Planning the Itinerary for a Group
Planning your own trip or substantially modifying a standard trip does take advanced planning. Here are some steps to make it easier.
Gather a small group to think about issues:
(The following questions will help you plan your itinerary.)
- When do you want to go on the trip?
- Costwise: High season is spring, October and Christmas
- Weatherwise: It is very hot and dry in the summer (June through August). It is rainy and cold in Jerusalem and other hill country towns in the winter (December through March)
- How long will you stay?
- Ten days to two weeks is recommended although some groups may wish to stay longer. If the group only wants to stay one week, you might use a standard tour and make some additions such as speakers, church visits, and other experiences.
- How many persons do you want in the group?
- Fifteen is ideal and thirty is the maximum for good participation. Larger groups should be split into small groups.
- What are the basic reasons for your trip?
- study tour
- solidarity with Palestinians
- fact finding delegation
- pilgrimage group
- work camp
- future project funders
- people-to-people visit

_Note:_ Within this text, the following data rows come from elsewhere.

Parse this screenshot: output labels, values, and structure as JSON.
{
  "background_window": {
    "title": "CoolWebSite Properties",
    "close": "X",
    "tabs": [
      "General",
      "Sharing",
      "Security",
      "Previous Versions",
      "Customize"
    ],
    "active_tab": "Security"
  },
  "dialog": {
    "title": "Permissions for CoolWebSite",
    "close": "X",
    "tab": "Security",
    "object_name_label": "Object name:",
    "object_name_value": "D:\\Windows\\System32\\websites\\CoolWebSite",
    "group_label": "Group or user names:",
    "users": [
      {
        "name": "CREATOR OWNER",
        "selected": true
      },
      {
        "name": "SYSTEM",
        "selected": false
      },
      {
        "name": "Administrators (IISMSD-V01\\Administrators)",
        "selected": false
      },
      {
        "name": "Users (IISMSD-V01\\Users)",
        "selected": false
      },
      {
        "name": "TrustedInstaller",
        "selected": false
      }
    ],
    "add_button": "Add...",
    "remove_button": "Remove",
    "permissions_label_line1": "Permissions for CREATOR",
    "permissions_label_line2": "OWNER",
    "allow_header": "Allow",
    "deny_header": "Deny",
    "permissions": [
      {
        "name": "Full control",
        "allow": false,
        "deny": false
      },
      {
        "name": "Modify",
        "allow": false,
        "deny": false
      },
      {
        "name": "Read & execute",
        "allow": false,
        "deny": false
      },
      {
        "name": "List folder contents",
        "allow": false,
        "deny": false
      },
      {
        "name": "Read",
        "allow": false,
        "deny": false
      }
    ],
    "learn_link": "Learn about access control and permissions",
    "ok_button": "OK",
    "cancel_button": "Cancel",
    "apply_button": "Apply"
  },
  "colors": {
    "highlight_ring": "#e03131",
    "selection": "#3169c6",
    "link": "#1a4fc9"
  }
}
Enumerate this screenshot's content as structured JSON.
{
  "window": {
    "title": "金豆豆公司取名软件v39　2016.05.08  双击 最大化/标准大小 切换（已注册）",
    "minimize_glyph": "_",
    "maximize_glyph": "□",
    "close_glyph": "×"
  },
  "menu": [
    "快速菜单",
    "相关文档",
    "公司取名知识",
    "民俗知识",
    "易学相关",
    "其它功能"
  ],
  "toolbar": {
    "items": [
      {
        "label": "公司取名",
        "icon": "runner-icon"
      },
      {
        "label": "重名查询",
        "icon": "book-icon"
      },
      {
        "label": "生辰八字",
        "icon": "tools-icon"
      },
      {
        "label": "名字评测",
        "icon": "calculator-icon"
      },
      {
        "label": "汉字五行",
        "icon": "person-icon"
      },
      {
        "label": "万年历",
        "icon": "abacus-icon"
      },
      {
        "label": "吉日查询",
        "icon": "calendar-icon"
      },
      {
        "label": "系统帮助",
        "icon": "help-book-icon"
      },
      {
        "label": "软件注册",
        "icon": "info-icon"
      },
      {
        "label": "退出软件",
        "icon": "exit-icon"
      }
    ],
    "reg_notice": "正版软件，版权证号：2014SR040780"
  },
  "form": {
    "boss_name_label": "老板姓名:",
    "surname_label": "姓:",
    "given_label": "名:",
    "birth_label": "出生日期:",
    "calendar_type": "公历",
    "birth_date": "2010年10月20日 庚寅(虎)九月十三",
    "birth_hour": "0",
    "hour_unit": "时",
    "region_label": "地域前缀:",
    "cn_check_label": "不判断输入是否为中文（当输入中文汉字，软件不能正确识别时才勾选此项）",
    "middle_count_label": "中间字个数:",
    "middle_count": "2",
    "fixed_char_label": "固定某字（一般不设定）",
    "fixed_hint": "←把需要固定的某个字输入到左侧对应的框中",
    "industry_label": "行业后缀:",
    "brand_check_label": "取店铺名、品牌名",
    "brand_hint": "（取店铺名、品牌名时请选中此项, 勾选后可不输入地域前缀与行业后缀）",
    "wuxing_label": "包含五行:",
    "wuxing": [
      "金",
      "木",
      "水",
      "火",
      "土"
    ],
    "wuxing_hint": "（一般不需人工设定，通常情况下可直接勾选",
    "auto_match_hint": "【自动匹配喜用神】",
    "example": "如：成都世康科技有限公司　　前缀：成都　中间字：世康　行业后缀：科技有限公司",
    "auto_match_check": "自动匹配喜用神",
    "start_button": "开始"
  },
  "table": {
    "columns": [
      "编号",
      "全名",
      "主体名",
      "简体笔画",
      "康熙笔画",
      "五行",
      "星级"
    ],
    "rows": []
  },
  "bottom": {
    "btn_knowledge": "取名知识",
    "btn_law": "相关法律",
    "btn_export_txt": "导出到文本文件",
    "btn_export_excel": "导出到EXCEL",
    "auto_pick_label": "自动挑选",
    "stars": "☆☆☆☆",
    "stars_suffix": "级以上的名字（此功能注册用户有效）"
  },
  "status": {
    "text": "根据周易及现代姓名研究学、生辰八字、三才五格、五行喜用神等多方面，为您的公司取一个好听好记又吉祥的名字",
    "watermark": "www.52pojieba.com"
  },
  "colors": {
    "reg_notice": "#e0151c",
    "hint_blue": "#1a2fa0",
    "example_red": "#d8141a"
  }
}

- Bible study
- What places or sites do you especially want to include?
- How much of your time do you want to be sight-seeing as a group? How much time do you want to spend on visiting institutions or organizations? How much of your time do you want to spend in dialogue with local people? What about work camp projects?
- How strenuous do you want the trip?
- How much free time will you include? How many evening meetings do you want?
- What subjects or issues should be included?
- Middle Eastern Churches
- Jewish organizations and activities
- Christian organizations and activities
- Muslim organizations and activities
- inter-religious organizations and activities
- human rights
- environmental issues
- women’s issues
- peace and justice concerns
- separation barrier (wall)
- health issues
- educational issues
- social services and NGOs (non-governmental organizations)
- development projects
- minority groups in Israel and Palestine
- work with persons who are disabled
- Palestinian refugees and refugee camps
- archeology (beyond visiting sites)
- Israeli settlements on confiscated Palestinian land
- Israeli Arabs (Christians, Muslims and Druse)
- Israeli politics
- Palestinian politics
Sketch out an itinerary and begin work with travel agencies and contacts
Use the information gathered above to draw up a tentative itinerary but be general at this point. This is only the first itinerary and probably will change as you go along and even after you are in the country.
There are some travel guides listed on the section on books. Plan action experiences such as visiting a village or talking with refugees as well as listening to speakers and visiting sites. But be flexible since it is difficult to pin speakers down in that part of the world very far in advance.
Work with a primary contact in the country (for example, your denominational offices or a travel agent) so that there will be coordination. You will also need to pay attention to what days in the week people from various religious groups would be willing to meet you. (See Tips for Trips for information about holy days and holidays.)
As you set up your itinerary, keep in mind opportunities for reflection and for worship, both as a group and in the local churches. Include cultural events when possible. Try not to have too many appointments in one day. Sometimes you can include a speaker with supper at the hotel rather than after a meal when the group is tired.
Estimate Your Travel Costs
Even if your travel agent is providing you a basic price, you want to be sure you have covered such things as honoraria and donations and you want to be sure which meals are covered and when you will really need transportation or a guide. See section on Estimating Travel Costs.
Recruit people to go on the trip
Your own church is a natural place to start, as well as other nearby congregations or churches where you have contacts. Be clear as to how strenuous the trip will be, since this will not conform to the mass tourism approach. As the leader you will have to be the judge as to whether a person will be able to be a part of the group or not. If, in your judgment a person is not up to the trip physically, it is important to help them find another trip which would be possible. (This must be handled very carefully.) Be clear about the expectations and encourage the group to be flexible.
Set deadlines for signing up, and for payments. Give a receipt for each payment and start a short-term checking account (or let the church or other organization handle the finances). Some deposits will be made in advance to travel agencies, airlines, hotels, etc. Don’t run the money through your personal account.
Plan pre-travel study
Plan pre-travel study for the group, including a bibliography, meetings, films, videos, speakers. Materials are available on this website. See Study Groups for some ideas and a three session pre-travel study. Have your group or individual members decide on some small gifts to bring for speakers and other resource persons. Often something representing your part of the country is most appropriate. Keep your group informed as plans progress and let them take part in decisions wherever possible. You want them to “own” the trip and not just be passive receivers.